Disclaimer: This fact sheet is for education purposes only. Please consult with your doctor or other health professional to make sure this information is right for your child.
What is hepatitis C?
Inflammation of the liver is known as "hepatitis". There are many causes of hepatitis, and usually in children it is caused by a viral infection. Hepatitis C is one of the viruses that can cause hepatitis, along with other viruses such as hepatitis A or B.
Six strains (or types) of HCV have been identified. These are called "genotypes". HCV genotypes 1 and 3 are the commonest types found in Australia.
There is no immunisation currently available against hepatitis C.
Hepatitis C virus infection may cause no obvious symptoms, even though liver damage may be occurring. After 10 to 15 or more years of infection it can cause chronic liver disease; this may present with jaundice (yellowing of the whites of the eyes and the skin), tiredness, nausea, fever and lack of appetite.
Who gets hepatitis C virus?
The hepatitis C virus is spread by blood and body fluids. People at particular risk are intravenous drug users who share needles, and people who received blood transfusions before February 1990, when screening of blood for Hepatitis C began in Australia.

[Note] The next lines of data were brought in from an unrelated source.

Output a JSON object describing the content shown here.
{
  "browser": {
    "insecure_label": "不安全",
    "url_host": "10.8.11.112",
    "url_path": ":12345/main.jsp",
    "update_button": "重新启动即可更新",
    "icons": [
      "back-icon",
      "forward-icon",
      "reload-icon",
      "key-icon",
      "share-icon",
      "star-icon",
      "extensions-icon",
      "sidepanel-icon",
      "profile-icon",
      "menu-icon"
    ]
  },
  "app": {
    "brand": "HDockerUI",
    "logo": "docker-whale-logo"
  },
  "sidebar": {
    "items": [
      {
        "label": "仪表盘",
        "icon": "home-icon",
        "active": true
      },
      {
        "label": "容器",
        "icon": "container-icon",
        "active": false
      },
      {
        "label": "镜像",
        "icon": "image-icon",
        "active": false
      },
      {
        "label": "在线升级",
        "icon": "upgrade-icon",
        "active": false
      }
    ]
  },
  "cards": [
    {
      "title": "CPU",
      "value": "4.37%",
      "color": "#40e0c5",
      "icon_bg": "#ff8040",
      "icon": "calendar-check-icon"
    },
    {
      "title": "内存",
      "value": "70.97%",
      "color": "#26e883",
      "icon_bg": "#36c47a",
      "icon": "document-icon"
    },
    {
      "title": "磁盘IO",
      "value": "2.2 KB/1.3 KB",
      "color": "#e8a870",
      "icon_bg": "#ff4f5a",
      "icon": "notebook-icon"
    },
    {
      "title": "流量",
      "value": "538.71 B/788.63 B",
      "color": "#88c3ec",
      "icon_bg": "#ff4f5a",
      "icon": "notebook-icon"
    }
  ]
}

Hepatitis C can be spread sexually although this is uncommon.
Can babies catch hepatitis C from their mothers?
Yes, transmission of the virus can occur from a mother to her baby.
This is known as vertical transmission. It is thought to occur whilst in-utero or during delivery; caesarean section does not reduce the risk of transmission. Of 100 babies born to mothers who have Hepatitis C, approximately 5-7 of those babies (5-7%) will acquire the virus.
Hepatitis C virus has not been shown to be transmitted through breast milk and breastfeeding is encouraged. If the mother has cracked and bleeding nipples the milk should be pumped and discarded until nipples have healed.
What are the long term effects?
Children with chronic hepatitis C virus infection usually feel perfectly well. After many years of infection they may develop cirrhosis of the liver (increasing and permanent scarring of the liver) or liver cancer, but this is unusual in childhood. Chronic hepatitis C infection with subsequent liver disease and/or hepatocellular cancer is one of the commonest indications for liver transplantation in adults; this is rarely required in children.
It is difficult to predict who will go on to develop serious liver problems and therefore it is important for all children infected with HCV to be monitored.
It is important to maintain a healthy liver by immunising against other hepatitis viruses like hepatitis B and hepatitis A. In addition, a good diet to minimise risks of being overweight, regular exercise and avoiding alcohol in adult life are other recommended measures.
Can hepatitis C be treated?
Yes, many adults are treated with Pegylated Interferon and Ribavirin.
The length of treatment depends on the strain (genotype) of HCV that you are infected with ranging between 6 and 12 months.
In some cases children are treated for HCV. This will be discussed in detail with you and your specialist and may depend on how your child's liver is functioning, the impact of symptoms on child's life, blood results, liver biopsy and ultrasound results.
Can hepatitis C virus be caught?
Q From other children playing together or in the classroom?
Q From a blood transfusion nowadays?
A There is a very low risk in Australia, but infection can occur if a recently infected blood donor's hepatitis C test is not yet positive.
Who should be tested for hepatitis C virus?
- Children born to HCV infected mother.
- Anyone who has symptoms of hepatitis or anyone with unexplained abnormal liver tests.
- Anyone at risk of hepatitis C due to exposure to blood or blood products before February 1990.
- Intravenous drug users who have shared needles.
- HCV is spread by contact with infected blood
- It is important to know your hepatitis C status if you are at risk of hepatitis C